Return the records in full, exactly as given.
(DATA PROVIDED)
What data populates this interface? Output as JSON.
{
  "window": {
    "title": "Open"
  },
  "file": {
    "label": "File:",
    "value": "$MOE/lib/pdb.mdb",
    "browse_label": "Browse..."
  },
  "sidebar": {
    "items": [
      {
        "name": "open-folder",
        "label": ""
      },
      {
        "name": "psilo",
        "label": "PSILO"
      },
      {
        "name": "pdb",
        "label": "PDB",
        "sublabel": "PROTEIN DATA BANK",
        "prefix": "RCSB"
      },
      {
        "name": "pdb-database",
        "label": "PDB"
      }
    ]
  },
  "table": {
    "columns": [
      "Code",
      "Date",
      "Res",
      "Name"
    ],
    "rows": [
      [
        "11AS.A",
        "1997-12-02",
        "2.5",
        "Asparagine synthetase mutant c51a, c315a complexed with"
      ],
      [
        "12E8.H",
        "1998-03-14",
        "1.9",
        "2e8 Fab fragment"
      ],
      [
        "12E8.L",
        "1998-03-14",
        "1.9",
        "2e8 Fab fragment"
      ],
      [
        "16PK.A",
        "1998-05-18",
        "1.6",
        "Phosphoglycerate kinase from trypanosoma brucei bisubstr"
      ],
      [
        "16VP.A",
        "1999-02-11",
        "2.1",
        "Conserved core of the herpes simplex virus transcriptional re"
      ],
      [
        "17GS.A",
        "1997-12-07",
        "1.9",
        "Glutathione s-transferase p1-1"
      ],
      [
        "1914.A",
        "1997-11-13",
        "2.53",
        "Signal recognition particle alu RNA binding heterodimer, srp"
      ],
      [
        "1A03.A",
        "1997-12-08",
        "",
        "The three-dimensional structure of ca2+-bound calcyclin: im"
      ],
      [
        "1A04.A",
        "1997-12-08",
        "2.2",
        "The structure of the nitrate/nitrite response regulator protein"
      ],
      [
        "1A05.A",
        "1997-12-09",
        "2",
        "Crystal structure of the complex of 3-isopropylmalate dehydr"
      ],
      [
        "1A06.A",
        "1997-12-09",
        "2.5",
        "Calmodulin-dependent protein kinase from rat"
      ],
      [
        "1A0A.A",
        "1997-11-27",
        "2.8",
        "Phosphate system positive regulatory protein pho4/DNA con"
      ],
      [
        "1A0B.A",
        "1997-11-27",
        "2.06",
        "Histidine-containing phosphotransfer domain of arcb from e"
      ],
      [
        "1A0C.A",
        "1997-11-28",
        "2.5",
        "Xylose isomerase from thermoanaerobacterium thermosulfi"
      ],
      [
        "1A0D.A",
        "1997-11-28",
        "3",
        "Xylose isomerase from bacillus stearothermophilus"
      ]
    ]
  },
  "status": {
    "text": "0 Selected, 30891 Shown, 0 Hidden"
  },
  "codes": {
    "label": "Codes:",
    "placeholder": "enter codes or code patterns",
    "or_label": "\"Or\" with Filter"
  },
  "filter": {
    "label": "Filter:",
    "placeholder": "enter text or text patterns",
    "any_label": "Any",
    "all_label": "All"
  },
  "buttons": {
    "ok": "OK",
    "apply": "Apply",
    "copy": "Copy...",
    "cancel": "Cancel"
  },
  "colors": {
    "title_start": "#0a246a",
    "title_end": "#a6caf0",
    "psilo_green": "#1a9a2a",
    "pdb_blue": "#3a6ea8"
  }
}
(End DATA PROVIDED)
*OUTPUT BELOW*
What data populates this interface? Output as JSON.
{
  "window": {
    "title": "Open"
  },
  "file": {
    "label": "File:",
    "value": "$MOE/lib/pdb.mdb",
    "browse_label": "Browse..."
  },
  "sidebar": {
    "items": [
      {
        "name": "open-folder",
        "label": ""
      },
      {
        "name": "psilo",
        "label": "PSILO"
      },
      {
        "name": "pdb",
        "label": "PDB",
        "sublabel": "PROTEIN DATA BANK",
        "prefix": "RCSB"
      },
      {
        "name": "pdb-database",
        "label": "PDB"
      }
    ]
  },
  "table": {
    "columns": [
      "Code",
      "Date",
      "Res",
      "Name"
    ],
    "rows": [
      [
        "11AS.A",
        "1997-12-02",
        "2.5",
        "Asparagine synthetase mutant c51a, c315a complexed with"
      ],
      [
        "12E8.H",
        "1998-03-14",
        "1.9",
        "2e8 Fab fragment"
      ],
      [
        "12E8.L",
        "1998-03-14",
        "1.9",
        "2e8 Fab fragment"
      ],
      [
        "16PK.A",
        "1998-05-18",
        "1.6",
        "Phosphoglycerate kinase from trypanosoma brucei bisubstr"
      ],
      [
        "16VP.A",
        "1999-02-11",
        "2.1",
        "Conserved core of the herpes simplex virus transcriptional re"
      ],
      [
        "17GS.A",
        "1997-12-07",
        "1.9",
        "Glutathione s-transferase p1-1"
      ],
      [
        "1914.A",
        "1997-11-13",
        "2.53",
        "Signal recognition particle alu RNA binding heterodimer, srp"
      ],
      [
        "1A03.A",
        "1997-12-08",
        "",
        "The three-dimensional structure of ca2+-bound calcyclin: im"
      ],
      [
        "1A04.A",
        "1997-12-08",
        "2.2",
        "The structure of the nitrate/nitrite response regulator protein"
      ],
      [
        "1A05.A",
        "1997-12-09",
        "2",
        "Crystal structure of the complex of 3-isopropylmalate dehydr"
      ],
      [
        "1A06.A",
        "1997-12-09",
        "2.5",
        "Calmodulin-dependent protein kinase from rat"
      ],
      [
        "1A0A.A",
        "1997-11-27",
        "2.8",
        "Phosphate system positive regulatory protein pho4/DNA con"
      ],
      [
        "1A0B.A",
        "1997-11-27",
        "2.06",
        "Histidine-containing phosphotransfer domain of arcb from e"
      ],
      [
        "1A0C.A",
        "1997-11-28",
        "2.5",
        "Xylose isomerase from thermoanaerobacterium thermosulfi"
      ],
      [
        "1A0D.A",
        "1997-11-28",
        "3",
        "Xylose isomerase from bacillus stearothermophilus"
      ]
    ]
  },
  "status": {
    "text": "0 Selected, 30891 Shown, 0 Hidden"
  },
  "codes": {
    "label": "Codes:",
    "placeholder": "enter codes or code patterns",
    "or_label": "\"Or\" with Filter"
  },
  "filter": {
    "label": "Filter:",
    "placeholder": "enter text or text patterns",
    "any_label": "Any",
    "all_label": "All"
  },
  "buttons": {
    "ok": "OK",
    "apply": "Apply",
    "copy": "Copy...",
    "cancel": "Cancel"
  },
  "colors": {
    "title_start": "#0a246a",
    "title_end": "#a6caf0",
    "psilo_green": "#1a9a2a",
    "pdb_blue": "#3a6ea8"
  }
}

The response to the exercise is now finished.